Some examples of questions you might want to ask yourself as you go over data and photographs are:
- Are invasive species individuals re-sprouting from cut stems after initial removal?
- Are the same invasive species appearing at a higher density after removal of mature individuals?
- Are different invasive species appearing at a higher density after the removal of mature individuals?
- Are planted native species surviving and dispersing?
- If they are dispersing, are they displacing exotic species or native ones?
Positive results will bring encouragement to you and those that are involved in the project. As well, it may be easier to secure financial donations if you can ‘show off’ your success.
When it comes to restoration, you will likely come to realize that there are no hard and fast rules. Each site (and each plant, for that matter) is unique in the processes that govern it. Further, the factors that are altering these ecosystems, for better or for worse, often occur very slowly and are quite complex. Therefore, it can be challenging to study and draw conclusions about these systems. Ongoing research in this area is providing support for ‘best practices’ to be carried out during restoration, however, nothing compares to personal site-specific experience. Professionals will be able to offer advice based on their own experience and expert opinion, but, with time, the intimate knowledge that you gain about your site will be the best guide for how to proceed into the future. Your knowledge will also be invaluable to others who wish to take over the project if you decide to leave.

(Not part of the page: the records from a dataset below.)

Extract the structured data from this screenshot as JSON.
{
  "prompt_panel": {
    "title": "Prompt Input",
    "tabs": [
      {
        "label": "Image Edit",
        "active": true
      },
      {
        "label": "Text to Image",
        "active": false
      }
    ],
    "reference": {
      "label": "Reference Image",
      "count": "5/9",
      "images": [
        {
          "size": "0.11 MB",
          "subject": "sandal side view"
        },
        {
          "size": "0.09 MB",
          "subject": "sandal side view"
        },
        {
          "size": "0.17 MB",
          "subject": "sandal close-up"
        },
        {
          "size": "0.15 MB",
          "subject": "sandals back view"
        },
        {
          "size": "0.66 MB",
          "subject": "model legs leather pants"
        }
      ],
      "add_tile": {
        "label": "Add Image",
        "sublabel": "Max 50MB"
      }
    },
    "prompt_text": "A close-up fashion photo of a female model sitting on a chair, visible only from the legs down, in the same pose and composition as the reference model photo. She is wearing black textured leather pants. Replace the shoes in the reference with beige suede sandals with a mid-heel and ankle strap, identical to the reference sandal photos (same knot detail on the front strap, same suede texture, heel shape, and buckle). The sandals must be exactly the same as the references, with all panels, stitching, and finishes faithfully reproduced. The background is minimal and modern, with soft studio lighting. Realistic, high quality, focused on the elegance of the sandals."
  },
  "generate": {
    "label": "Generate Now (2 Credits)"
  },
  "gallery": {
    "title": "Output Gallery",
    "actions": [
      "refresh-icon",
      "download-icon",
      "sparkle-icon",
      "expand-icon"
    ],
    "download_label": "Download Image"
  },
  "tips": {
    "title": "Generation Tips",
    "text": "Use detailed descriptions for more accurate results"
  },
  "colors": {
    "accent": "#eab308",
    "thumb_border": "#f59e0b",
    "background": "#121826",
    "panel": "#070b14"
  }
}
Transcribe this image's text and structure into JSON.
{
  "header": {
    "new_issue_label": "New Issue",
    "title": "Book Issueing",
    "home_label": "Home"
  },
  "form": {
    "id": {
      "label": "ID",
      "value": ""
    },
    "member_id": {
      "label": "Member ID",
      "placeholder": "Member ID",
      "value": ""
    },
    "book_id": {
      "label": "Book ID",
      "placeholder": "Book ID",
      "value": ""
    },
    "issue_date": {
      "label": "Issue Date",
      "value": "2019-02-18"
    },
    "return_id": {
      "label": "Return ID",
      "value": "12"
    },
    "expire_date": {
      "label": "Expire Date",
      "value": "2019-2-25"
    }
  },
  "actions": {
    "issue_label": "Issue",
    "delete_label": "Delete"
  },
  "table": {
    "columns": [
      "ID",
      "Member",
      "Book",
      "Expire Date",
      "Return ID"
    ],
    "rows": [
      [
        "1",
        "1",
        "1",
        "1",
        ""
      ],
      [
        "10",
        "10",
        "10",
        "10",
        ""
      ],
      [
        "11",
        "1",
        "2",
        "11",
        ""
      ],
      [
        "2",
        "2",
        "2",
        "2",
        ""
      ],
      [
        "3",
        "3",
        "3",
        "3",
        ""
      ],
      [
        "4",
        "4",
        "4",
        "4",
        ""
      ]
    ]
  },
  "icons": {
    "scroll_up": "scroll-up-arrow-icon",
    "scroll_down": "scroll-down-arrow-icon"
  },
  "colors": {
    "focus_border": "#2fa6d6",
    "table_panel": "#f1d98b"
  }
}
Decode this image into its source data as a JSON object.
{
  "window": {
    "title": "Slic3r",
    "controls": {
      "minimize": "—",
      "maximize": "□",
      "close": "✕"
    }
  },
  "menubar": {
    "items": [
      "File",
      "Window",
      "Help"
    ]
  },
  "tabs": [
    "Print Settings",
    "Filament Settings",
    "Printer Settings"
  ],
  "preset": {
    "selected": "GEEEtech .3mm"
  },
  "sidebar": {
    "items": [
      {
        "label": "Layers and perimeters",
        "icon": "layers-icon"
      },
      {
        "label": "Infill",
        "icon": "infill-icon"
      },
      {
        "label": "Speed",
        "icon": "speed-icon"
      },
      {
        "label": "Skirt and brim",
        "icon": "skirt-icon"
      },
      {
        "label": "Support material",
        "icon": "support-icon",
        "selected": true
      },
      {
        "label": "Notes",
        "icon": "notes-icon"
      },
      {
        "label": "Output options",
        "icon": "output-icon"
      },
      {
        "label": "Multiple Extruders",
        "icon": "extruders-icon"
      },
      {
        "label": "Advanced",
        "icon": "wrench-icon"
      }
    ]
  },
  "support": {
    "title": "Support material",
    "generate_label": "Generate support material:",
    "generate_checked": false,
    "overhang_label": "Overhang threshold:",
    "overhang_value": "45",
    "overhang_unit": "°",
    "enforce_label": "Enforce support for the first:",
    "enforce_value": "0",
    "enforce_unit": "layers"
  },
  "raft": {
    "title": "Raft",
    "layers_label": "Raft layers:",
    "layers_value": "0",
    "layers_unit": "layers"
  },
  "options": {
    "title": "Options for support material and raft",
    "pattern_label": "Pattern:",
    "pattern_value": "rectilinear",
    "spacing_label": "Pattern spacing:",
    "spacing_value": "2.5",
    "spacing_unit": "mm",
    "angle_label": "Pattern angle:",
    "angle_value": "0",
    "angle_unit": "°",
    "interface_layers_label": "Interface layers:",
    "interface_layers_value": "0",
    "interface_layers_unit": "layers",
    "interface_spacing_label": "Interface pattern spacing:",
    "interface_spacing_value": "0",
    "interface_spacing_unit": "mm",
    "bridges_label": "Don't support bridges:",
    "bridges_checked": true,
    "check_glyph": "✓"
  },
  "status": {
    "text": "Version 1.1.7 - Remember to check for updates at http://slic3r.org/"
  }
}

Above all, have fun! The rewards of restoration await you.
Other Helpful Publications & Websites
- The SER International Primer on Ecological Restoration (Version 2, October, 2004). The Society for Ecological Restoration International Science & Policy Working Group.
- Society for Ecological Restoration International
- Society for Ecological Restoration (BC)
- Restoration of Natural Systems Program at the University of Victoria